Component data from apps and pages
--- START ---

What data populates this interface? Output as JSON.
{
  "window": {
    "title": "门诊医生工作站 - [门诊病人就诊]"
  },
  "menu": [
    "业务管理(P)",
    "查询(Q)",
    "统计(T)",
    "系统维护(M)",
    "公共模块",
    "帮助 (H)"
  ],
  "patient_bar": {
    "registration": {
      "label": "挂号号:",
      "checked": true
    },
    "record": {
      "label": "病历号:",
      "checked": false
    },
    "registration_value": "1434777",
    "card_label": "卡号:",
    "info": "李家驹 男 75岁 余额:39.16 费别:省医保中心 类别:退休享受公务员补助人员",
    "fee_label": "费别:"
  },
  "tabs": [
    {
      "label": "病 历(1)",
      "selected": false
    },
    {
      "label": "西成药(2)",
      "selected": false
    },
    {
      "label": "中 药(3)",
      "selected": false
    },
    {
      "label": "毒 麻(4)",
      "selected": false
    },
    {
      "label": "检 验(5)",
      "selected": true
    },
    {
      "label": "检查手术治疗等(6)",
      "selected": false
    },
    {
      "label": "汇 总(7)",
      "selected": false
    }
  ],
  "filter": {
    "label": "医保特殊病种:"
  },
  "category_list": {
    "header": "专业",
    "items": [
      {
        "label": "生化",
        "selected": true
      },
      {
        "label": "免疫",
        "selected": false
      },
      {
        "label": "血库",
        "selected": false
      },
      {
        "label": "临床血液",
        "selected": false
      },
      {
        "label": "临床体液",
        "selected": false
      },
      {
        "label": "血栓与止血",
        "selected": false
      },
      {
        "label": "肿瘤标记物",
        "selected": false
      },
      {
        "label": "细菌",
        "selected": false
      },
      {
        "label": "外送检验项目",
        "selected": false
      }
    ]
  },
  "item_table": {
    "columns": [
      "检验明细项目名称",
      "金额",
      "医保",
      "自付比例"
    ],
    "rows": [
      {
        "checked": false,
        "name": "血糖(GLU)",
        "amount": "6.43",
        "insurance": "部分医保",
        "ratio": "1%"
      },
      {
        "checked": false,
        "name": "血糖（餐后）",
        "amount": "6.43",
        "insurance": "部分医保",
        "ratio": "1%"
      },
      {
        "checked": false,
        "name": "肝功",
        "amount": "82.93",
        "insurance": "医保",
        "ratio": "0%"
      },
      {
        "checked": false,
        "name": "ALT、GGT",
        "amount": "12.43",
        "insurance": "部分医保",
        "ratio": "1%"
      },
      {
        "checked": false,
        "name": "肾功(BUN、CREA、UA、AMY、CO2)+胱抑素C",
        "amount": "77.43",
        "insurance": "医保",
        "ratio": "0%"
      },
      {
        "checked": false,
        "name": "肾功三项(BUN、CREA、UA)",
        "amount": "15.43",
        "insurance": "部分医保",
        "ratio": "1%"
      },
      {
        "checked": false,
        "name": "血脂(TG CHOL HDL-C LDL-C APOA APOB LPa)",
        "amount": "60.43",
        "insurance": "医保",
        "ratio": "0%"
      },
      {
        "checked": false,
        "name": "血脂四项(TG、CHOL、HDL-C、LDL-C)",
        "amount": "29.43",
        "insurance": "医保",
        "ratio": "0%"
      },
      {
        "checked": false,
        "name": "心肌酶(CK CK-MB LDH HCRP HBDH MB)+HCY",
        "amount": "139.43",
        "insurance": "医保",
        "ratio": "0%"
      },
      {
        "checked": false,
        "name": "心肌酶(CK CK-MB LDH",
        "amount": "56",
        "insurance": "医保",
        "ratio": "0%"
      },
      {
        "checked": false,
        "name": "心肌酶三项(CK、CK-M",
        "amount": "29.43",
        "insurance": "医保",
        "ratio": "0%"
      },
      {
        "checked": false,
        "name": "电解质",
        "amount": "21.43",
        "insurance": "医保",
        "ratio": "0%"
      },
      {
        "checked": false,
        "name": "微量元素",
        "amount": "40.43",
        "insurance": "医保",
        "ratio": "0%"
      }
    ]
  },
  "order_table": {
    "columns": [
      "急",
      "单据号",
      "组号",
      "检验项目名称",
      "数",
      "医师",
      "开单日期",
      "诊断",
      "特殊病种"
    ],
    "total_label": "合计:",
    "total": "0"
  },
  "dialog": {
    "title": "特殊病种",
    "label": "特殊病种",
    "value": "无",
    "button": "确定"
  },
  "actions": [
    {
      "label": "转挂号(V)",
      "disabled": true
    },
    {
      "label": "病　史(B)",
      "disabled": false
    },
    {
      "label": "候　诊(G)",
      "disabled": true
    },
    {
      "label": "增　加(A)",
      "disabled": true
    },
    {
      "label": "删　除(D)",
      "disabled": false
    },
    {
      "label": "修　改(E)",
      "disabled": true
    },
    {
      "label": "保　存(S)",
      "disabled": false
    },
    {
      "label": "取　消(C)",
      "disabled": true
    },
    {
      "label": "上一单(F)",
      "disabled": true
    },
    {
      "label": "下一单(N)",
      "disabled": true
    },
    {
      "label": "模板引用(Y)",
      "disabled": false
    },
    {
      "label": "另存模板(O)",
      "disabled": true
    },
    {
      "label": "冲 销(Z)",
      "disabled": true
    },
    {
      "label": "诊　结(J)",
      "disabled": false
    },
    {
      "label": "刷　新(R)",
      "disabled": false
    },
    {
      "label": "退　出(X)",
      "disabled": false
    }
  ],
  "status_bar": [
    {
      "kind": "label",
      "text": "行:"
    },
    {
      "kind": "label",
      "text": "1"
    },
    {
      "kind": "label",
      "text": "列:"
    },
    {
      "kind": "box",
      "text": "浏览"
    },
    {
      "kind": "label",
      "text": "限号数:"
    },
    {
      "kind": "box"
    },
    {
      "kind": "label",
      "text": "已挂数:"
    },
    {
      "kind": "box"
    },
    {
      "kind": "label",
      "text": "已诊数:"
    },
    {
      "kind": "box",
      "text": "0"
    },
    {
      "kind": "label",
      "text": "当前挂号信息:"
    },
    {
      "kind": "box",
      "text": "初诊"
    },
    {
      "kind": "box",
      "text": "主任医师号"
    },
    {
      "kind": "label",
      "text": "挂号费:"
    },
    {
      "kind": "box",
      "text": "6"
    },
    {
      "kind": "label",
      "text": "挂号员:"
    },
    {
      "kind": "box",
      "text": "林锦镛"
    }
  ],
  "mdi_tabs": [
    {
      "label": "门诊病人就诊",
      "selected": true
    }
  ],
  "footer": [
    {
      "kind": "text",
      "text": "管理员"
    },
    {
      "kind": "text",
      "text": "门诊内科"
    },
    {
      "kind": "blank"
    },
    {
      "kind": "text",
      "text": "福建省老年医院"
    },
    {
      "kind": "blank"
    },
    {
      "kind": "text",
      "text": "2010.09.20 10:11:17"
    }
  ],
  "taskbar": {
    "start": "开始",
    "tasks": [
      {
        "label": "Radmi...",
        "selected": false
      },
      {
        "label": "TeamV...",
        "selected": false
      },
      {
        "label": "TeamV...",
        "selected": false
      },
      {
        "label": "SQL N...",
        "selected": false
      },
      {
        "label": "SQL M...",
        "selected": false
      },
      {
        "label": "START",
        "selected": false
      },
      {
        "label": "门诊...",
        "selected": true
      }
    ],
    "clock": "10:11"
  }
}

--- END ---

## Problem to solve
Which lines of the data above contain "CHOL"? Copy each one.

## Reply to the exercise
        "name": "血脂(TG CHOL HDL-C LDL-C APOA APOB LPa)",
        "name": "血脂四项(TG、CHOL、HDL-C、LDL-C)",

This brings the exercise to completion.